◆ **About this exercise**: Nothing but the data below, returned exactly, should appear in the answer.

Records from a dataset:

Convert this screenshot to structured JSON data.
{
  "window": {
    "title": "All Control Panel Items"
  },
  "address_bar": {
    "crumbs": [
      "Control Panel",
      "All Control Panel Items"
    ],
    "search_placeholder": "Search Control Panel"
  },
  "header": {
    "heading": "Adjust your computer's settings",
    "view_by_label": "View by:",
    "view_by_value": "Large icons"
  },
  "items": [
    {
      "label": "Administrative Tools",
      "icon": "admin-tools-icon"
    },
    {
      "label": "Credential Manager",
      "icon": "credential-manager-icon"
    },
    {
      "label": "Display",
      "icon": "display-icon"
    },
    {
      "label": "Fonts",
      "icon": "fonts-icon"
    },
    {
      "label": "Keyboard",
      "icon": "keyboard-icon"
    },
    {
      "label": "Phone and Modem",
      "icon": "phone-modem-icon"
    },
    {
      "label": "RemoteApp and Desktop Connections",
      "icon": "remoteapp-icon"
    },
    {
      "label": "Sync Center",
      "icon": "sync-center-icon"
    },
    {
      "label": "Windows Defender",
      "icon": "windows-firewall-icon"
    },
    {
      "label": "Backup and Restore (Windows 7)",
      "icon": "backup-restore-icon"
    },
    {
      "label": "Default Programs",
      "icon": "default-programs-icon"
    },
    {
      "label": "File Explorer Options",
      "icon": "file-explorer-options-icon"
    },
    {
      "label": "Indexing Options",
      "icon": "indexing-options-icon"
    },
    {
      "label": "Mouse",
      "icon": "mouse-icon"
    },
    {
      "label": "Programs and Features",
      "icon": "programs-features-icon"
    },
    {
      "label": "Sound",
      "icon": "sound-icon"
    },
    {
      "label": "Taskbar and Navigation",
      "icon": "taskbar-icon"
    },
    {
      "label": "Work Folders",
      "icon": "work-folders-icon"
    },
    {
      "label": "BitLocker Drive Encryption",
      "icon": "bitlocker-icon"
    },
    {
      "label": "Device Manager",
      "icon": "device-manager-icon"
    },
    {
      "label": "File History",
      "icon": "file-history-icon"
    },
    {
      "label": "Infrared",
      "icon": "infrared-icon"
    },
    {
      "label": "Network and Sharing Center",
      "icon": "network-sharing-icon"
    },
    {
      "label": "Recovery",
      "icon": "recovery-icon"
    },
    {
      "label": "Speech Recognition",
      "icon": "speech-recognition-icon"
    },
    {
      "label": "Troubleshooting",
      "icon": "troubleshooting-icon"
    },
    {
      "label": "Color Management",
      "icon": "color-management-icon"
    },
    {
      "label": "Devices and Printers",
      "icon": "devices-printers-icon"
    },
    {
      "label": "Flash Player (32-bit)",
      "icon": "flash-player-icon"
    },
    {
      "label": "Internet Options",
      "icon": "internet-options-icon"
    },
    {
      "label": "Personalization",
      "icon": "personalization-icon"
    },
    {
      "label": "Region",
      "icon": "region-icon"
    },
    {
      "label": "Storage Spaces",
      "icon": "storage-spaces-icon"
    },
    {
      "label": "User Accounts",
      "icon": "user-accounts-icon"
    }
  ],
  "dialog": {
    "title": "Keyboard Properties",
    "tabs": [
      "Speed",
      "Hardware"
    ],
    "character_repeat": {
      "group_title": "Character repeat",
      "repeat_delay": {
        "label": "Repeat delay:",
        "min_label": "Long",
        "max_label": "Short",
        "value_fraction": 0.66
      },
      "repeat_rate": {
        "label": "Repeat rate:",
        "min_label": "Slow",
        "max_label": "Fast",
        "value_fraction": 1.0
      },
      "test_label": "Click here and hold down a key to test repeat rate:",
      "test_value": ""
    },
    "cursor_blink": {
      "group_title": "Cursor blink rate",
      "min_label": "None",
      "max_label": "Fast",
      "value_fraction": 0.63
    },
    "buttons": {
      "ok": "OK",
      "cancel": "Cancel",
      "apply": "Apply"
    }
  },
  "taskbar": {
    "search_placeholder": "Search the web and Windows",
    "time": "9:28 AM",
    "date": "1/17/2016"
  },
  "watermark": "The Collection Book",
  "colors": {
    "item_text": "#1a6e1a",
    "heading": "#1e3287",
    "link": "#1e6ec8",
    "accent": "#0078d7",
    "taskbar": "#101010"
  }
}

◆ **Written answer**:
Convert this screenshot to structured JSON data.
{
  "window": {
    "title": "All Control Panel Items"
  },
  "address_bar": {
    "crumbs": [
      "Control Panel",
      "All Control Panel Items"
    ],
    "search_placeholder": "Search Control Panel"
  },
  "header": {
    "heading": "Adjust your computer's settings",
    "view_by_label": "View by:",
    "view_by_value": "Large icons"
  },
  "items": [
    {
      "label": "Administrative Tools",
      "icon": "admin-tools-icon"
    },
    {
      "label": "Credential Manager",
      "icon": "credential-manager-icon"
    },
    {
      "label": "Display",
      "icon": "display-icon"
    },
    {
      "label": "Fonts",
      "icon": "fonts-icon"
    },
    {
      "label": "Keyboard",
      "icon": "keyboard-icon"
    },
    {
      "label": "Phone and Modem",
      "icon": "phone-modem-icon"
    },
    {
      "label": "RemoteApp and Desktop Connections",
      "icon": "remoteapp-icon"
    },
    {
      "label": "Sync Center",
      "icon": "sync-center-icon"
    },
    {
      "label": "Windows Defender",
      "icon": "windows-firewall-icon"
    },
    {
      "label": "Backup and Restore (Windows 7)",
      "icon": "backup-restore-icon"
    },
    {
      "label": "Default Programs",
      "icon": "default-programs-icon"
    },
    {
      "label": "File Explorer Options",
      "icon": "file-explorer-options-icon"
    },
    {
      "label": "Indexing Options",
      "icon": "indexing-options-icon"
    },
    {
      "label": "Mouse",
      "icon": "mouse-icon"
    },
    {
      "label": "Programs and Features",
      "icon": "programs-features-icon"
    },
    {
      "label": "Sound",
      "icon": "sound-icon"
    },
    {
      "label": "Taskbar and Navigation",
      "icon": "taskbar-icon"
    },
    {
      "label": "Work Folders",
      "icon": "work-folders-icon"
    },
    {
      "label": "BitLocker Drive Encryption",
      "icon": "bitlocker-icon"
    },
    {
      "label": "Device Manager",
      "icon": "device-manager-icon"
    },
    {
      "label": "File History",
      "icon": "file-history-icon"
    },
    {
      "label": "Infrared",
      "icon": "infrared-icon"
    },
    {
      "label": "Network and Sharing Center",
      "icon": "network-sharing-icon"
    },
    {
      "label": "Recovery",
      "icon": "recovery-icon"
    },
    {
      "label": "Speech Recognition",
      "icon": "speech-recognition-icon"
    },
    {
      "label": "Troubleshooting",
      "icon": "troubleshooting-icon"
    },
    {
      "label": "Color Management",
      "icon": "color-management-icon"
    },
    {
      "label": "Devices and Printers",
      "icon": "devices-printers-icon"
    },
    {
      "label": "Flash Player (32-bit)",
      "icon": "flash-player-icon"
    },
    {
      "label": "Internet Options",
      "icon": "internet-options-icon"
    },
    {
      "label": "Personalization",
      "icon": "personalization-icon"
    },
    {
      "label": "Region",
      "icon": "region-icon"
    },
    {
      "label": "Storage Spaces",
      "icon": "storage-spaces-icon"
    },
    {
      "label": "User Accounts",
      "icon": "user-accounts-icon"
    }
  ],
  "dialog": {
    "title": "Keyboard Properties",
    "tabs": [
      "Speed",
      "Hardware"
    ],
    "character_repeat": {
      "group_title": "Character repeat",
      "repeat_delay": {
        "label": "Repeat delay:",
        "min_label": "Long",
        "max_label": "Short",
        "value_fraction": 0.66
      },
      "repeat_rate": {
        "label": "Repeat rate:",
        "min_label": "Slow",
        "max_label": "Fast",
        "value_fraction": 1.0
      },
      "test_label": "Click here and hold down a key to test repeat rate:",
      "test_value": ""
    },
    "cursor_blink": {
      "group_title": "Cursor blink rate",
      "min_label": "None",
      "max_label": "Fast",
      "value_fraction": 0.63
    },
    "buttons": {
      "ok": "OK",
      "cancel": "Cancel",
      "apply": "Apply"
    }
  },
  "taskbar": {
    "search_placeholder": "Search the web and Windows",
    "time": "9:28 AM",
    "date": "1/17/2016"
  },
  "watermark": "The Collection Book",
  "colors": {
    "item_text": "#1a6e1a",
    "heading": "#1e3287",
    "link": "#1e6ec8",
    "accent": "#0078d7",
    "taskbar": "#101010"
  }
}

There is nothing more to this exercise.